-- DATA SECTION follows --

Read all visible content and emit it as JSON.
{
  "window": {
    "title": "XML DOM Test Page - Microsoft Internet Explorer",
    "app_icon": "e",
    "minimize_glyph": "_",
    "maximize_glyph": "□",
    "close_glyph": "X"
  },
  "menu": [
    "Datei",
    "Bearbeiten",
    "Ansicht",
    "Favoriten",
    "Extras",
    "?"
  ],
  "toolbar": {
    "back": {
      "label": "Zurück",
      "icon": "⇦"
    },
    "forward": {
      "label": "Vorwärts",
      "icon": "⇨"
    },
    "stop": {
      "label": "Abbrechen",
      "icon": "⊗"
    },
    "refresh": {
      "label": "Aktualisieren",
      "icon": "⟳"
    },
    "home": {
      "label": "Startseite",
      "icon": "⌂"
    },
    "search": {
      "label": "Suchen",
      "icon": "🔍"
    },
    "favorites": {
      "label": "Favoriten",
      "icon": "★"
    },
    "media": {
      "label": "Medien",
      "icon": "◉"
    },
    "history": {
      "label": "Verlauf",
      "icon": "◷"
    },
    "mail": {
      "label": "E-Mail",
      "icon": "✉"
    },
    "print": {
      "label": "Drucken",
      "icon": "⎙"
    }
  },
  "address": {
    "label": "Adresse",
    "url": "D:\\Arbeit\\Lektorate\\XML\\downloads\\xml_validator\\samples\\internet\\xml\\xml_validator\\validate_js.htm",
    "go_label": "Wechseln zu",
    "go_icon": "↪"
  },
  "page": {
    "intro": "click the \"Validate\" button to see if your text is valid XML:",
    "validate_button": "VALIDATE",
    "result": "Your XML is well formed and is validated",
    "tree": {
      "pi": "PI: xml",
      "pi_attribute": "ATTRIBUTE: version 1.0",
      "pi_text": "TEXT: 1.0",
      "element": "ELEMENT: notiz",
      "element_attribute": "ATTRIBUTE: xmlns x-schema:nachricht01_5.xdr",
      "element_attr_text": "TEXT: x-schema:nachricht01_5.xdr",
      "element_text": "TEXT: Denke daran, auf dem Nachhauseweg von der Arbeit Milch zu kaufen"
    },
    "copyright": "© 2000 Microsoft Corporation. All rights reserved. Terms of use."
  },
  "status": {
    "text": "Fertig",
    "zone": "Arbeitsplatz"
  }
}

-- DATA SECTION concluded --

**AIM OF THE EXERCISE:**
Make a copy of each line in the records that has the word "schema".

**RESULT OF THIS EXERCISE:**
      "element_attribute": "ATTRIBUTE: xmlns x-schema:nachricht01_5.xdr",
      "element_attr_text": "TEXT: x-schema:nachricht01_5.xdr",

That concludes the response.